JOHANNESBURG • Ms Winnie Mandela, 81, South African anti-apartheid activist and ex-wife of former president Nelson Mandela, died peacefully yesterday following a long illness, a family spokesman said.
"She died after a long illness, for which she had been in and out of hospital since the start of the year," Mr Victor Dlamini said in a statement.
Ms Mandela, who was married to Mr Mandela for 38 years, played a key part in the campaign to end white-minority rule but her place in history was also stained by controversy.
Hailed as mother of the "new" South Africa, Ms Mandela's legacy as an anti-apartheid heroine was undone when she was revealed to be a ruthless ideologue prepared to sacrifice laws and lives in pursuit of revolution and redress.
Her uncompromising methods and refusal to forgive contrasted sharply with the reconciliation espoused by her then husband, Mr Mandela, as he worked to forge a stable, pluralistic democracy from the racial division and oppression of apartheid.

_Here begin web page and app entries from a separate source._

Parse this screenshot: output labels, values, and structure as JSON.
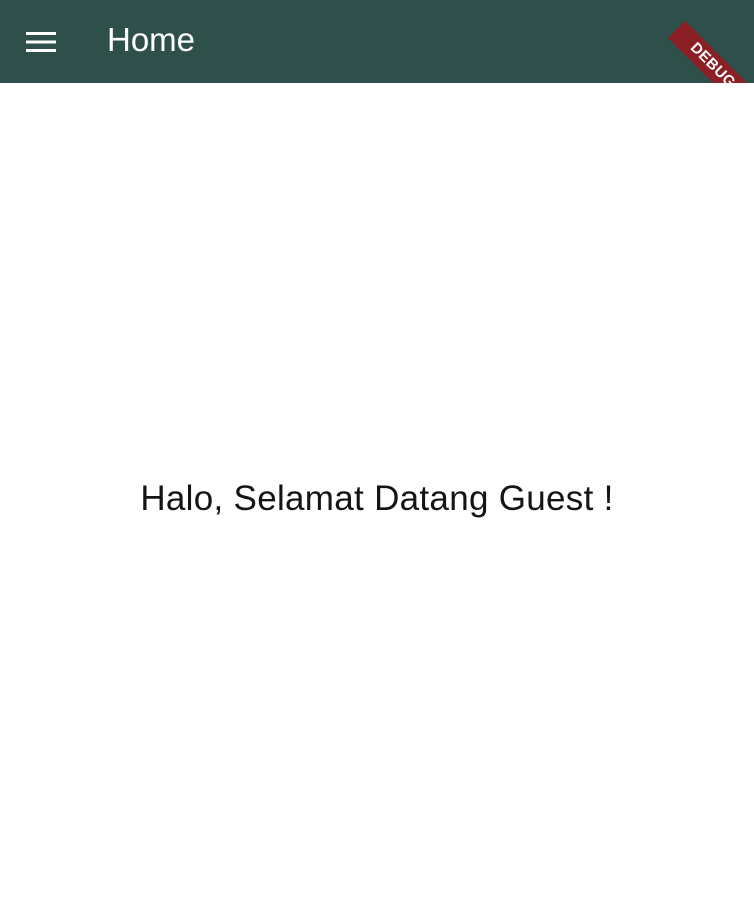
{
  "app_bar": {
    "title": "Home",
    "menu_icon": "hamburger-menu-icon",
    "background_color": "#2f4f4a"
  },
  "debug_banner": {
    "label": "DEBUG",
    "color": "#8a1f26"
  },
  "main": {
    "welcome_text": "Halo, Selamat Datang Guest !"
  }
}
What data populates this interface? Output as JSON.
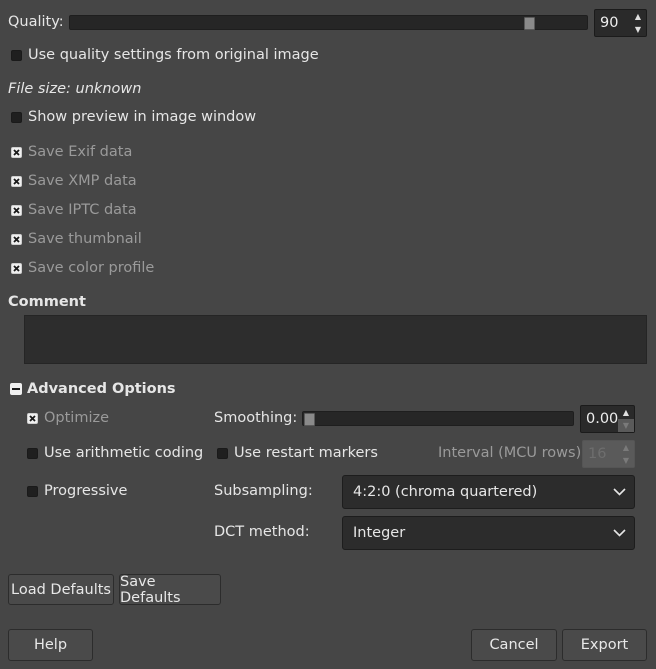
{
  "quality": {
    "label": "Quality:",
    "value": "90",
    "fraction": 0.9
  },
  "use_quality_original": {
    "label": "Use quality settings from original image",
    "checked": false
  },
  "file_size": "File size: unknown",
  "show_preview": {
    "label": "Show preview in image window",
    "checked": false
  },
  "metadata": [
    {
      "label": "Save Exif data",
      "checked": true
    },
    {
      "label": "Save XMP data",
      "checked": true
    },
    {
      "label": "Save IPTC data",
      "checked": true
    },
    {
      "label": "Save thumbnail",
      "checked": true
    },
    {
      "label": "Save color profile",
      "checked": true
    }
  ],
  "comment": {
    "label": "Comment",
    "value": ""
  },
  "advanced": {
    "label": "Advanced Options",
    "optimize": {
      "label": "Optimize",
      "checked": true
    },
    "arithmetic": {
      "label": "Use arithmetic coding",
      "checked": false
    },
    "progressive": {
      "label": "Progressive",
      "checked": false
    },
    "smoothing": {
      "label": "Smoothing:",
      "value": "0.00",
      "fraction": 0.0
    },
    "restart_markers": {
      "label": "Use restart markers",
      "checked": false
    },
    "interval": {
      "label": "Interval (MCU rows):",
      "value": "16"
    },
    "subsampling": {
      "label": "Subsampling:",
      "value": "4:2:0 (chroma quartered)"
    },
    "dct": {
      "label": "DCT method:",
      "value": "Integer"
    }
  },
  "buttons": {
    "load_defaults": "Load Defaults",
    "save_defaults": "Save Defaults",
    "help": "Help",
    "cancel": "Cancel",
    "export": "Export"
  }
}
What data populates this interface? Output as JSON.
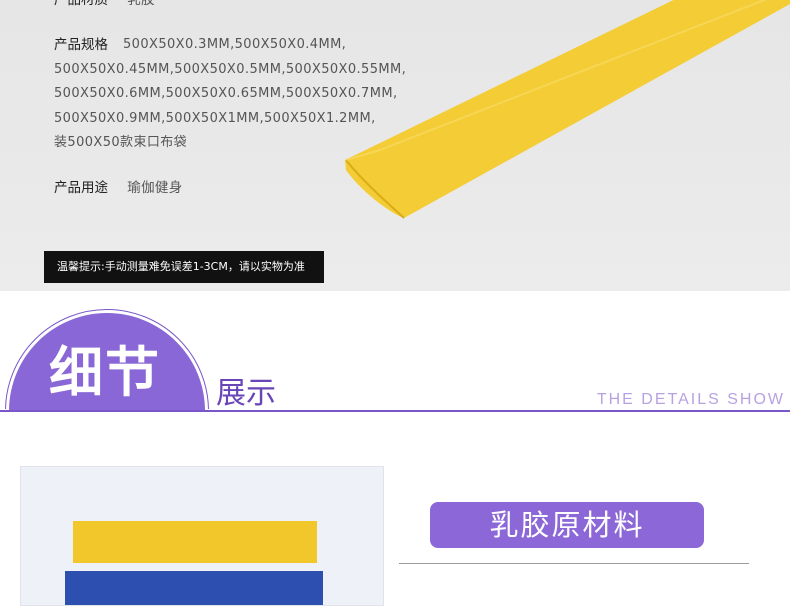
{
  "specs": {
    "material_label": "产品材质",
    "material_value": "乳胶",
    "size_label": "产品规格",
    "size_lines": [
      "500X50X0.3MM,500X50X0.4MM,",
      "500X50X0.45MM,500X50X0.5MM,500X50X0.55MM,",
      "500X50X0.6MM,500X50X0.65MM,500X50X0.7MM,",
      "500X50X0.9MM,500X50X1MM,500X50X1.2MM,",
      "装500X50款束口布袋"
    ],
    "usage_label": "产品用途",
    "usage_value": "瑜伽健身"
  },
  "tip": "温馨提示:手动测量难免误差1-3CM，请以实物为准",
  "section": {
    "title": "细节",
    "subtitle": "展示",
    "english": "THE DETAILS SHOW"
  },
  "detail": {
    "tag": "乳胶原材料"
  },
  "colors": {
    "purple": "#8a67d6",
    "band_yellow": "#f4cc35",
    "band_blue": "#2d4fb0"
  }
}
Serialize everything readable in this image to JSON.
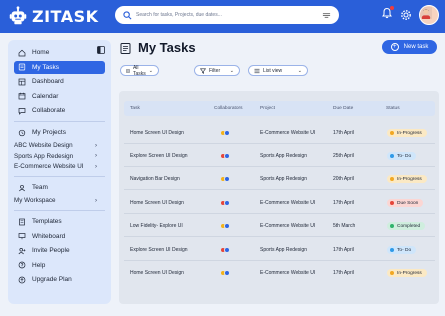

The contradiction helped kill their marriage and destroyed the esteem in which she was held by many South Africans, although the firebrand activist retained the support of radical black nationalists to the end.
Most of her marriage with Mr Mandela was spent apart, with her husband imprisoned for 27 years, leaving her to raise their two daughters alone and to keep alive his political dream under the repressive white-minority regime.
In 1990, the world watched when Mr Mandela finally walked out of prison - hand in hand with Ms Mandela.
But they separated just two years later and divorced in 1996 after a legal wrangle that revealed her affair with a young bodyguard.
REUTERS, AGENCE FRANCE-PRESSE